LONDON (Reuters) - British Prime Minister David Cameron pledged on Monday to give security and intelligence services new powers to monitor Internet communications, as Britain set out its response to last week’s deadly attacks by Islamist militants in Paris.
Facing a tight election in four months’ time, Cameron promised that if he was re-elected he would bring in new laws to make sure that Internet firms were covered by rules that allow security services to monitor communications and, in some cases, access their content.
“Are we going to allow a means of communication where it simply isn’t possible to do that? My answer to that question is ‘No we must not,’” Cameron said after a campaign speech in central England, stressing that the attacks in Paris had highlighted the need for new laws.
He added: “If I’m Prime Minister I will make sure it is a comprehensive piece of legislation that makes sure we do not allow terrorists safe space to communicate with each other.”

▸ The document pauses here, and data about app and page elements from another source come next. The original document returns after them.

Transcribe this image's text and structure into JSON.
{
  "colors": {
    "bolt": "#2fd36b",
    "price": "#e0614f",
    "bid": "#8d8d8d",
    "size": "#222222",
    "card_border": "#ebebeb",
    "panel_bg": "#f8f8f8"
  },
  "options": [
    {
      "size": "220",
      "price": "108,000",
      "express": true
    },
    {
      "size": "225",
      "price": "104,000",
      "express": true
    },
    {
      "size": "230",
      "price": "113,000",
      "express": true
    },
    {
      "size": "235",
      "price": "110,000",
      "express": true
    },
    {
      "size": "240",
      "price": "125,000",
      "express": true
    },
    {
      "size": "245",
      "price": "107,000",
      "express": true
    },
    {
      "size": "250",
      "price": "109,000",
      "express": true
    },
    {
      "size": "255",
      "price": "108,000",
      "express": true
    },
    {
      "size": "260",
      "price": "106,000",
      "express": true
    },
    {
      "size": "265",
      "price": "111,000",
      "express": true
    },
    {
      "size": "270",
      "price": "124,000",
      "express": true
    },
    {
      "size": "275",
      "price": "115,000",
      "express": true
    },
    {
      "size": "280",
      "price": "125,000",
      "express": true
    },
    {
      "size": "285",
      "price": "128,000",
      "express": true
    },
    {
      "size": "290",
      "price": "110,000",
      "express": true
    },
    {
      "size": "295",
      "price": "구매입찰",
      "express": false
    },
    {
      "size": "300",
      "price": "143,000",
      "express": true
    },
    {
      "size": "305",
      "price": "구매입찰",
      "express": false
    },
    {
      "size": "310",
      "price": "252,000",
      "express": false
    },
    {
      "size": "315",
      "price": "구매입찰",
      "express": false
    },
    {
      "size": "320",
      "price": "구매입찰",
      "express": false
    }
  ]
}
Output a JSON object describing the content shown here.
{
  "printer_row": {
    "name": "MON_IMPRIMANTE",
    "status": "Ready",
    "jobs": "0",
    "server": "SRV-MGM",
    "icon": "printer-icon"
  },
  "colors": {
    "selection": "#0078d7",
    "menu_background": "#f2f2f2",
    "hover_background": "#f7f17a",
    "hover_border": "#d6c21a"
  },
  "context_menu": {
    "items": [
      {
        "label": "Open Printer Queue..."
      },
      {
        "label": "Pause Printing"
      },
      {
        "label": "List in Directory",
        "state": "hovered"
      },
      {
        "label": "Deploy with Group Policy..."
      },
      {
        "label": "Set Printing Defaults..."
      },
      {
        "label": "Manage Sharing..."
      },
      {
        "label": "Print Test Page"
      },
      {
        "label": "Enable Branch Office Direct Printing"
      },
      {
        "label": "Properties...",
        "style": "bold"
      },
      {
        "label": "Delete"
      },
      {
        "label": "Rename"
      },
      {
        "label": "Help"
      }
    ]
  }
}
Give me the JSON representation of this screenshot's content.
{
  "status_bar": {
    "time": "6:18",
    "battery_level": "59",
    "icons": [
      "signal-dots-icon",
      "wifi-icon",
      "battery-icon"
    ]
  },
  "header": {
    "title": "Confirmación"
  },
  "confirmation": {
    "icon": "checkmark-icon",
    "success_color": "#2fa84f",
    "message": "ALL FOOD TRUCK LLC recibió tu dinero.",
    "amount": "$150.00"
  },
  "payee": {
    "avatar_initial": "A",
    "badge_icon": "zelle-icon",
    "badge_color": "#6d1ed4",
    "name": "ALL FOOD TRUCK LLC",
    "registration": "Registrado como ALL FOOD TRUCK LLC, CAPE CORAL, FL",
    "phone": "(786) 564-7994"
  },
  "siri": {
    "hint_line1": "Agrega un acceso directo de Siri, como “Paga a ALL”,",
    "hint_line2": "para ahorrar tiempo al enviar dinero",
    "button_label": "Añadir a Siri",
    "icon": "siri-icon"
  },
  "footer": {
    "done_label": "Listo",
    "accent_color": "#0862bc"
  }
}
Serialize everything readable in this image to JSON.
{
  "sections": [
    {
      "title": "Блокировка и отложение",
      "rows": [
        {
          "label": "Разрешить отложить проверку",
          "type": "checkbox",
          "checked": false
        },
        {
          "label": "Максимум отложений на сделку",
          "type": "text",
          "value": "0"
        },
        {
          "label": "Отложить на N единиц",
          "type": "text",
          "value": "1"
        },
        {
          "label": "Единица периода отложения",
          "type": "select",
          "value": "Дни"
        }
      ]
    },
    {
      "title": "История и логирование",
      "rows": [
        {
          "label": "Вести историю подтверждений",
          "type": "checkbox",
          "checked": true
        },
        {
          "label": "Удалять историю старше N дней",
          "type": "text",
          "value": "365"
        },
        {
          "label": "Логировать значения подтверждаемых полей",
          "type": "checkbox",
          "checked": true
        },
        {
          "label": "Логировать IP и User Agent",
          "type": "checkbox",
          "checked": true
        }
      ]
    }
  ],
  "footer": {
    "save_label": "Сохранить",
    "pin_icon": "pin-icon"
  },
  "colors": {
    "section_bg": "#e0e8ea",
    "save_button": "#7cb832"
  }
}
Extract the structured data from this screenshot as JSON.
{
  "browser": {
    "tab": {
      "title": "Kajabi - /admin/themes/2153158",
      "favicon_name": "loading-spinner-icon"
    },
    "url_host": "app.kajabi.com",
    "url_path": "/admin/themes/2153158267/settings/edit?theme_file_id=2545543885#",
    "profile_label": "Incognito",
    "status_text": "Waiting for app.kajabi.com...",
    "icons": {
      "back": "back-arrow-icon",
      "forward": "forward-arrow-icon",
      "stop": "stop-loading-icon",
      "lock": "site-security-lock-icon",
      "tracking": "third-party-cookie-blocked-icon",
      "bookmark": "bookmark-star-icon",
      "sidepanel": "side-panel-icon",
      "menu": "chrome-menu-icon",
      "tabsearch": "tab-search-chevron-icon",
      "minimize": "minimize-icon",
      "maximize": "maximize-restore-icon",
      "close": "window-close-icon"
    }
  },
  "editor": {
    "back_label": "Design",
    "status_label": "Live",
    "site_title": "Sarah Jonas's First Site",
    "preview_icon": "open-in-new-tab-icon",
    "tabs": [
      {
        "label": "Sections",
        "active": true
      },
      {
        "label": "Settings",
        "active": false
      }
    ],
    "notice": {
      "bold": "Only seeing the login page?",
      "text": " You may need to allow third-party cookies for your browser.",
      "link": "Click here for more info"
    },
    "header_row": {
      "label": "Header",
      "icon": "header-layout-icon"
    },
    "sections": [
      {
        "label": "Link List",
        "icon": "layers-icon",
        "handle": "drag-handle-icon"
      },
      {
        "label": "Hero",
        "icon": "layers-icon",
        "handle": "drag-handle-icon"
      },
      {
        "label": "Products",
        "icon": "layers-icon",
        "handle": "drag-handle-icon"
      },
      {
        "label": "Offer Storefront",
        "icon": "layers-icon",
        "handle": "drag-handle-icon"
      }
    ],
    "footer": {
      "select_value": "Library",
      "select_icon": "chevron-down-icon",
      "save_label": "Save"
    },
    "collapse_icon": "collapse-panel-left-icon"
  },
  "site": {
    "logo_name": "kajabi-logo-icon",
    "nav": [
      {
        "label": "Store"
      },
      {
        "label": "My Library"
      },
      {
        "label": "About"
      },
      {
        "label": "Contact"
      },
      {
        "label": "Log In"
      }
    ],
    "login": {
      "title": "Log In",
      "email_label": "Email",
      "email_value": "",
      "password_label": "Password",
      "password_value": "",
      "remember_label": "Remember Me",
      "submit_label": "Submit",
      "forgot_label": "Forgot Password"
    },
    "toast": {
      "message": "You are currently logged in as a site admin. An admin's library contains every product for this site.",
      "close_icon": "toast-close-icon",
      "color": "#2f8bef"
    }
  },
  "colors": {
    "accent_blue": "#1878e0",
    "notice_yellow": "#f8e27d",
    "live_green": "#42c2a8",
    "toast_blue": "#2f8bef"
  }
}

Previous attempts to give security services greater access to data on communications and their content have been blocked by the government’s junior coalition partners, the Liberal Democrats, but Cameron said he believed such powers were “absolutely right” for a modern liberal democracy.
The head of Britain’s eavesdropping agency last year called on technology firms Twitter Inc. and Facebook Inc to allow security services greater access to their networks, citing their huge importance to militant groups.
Reporting by William James; Editing by Stephen Addison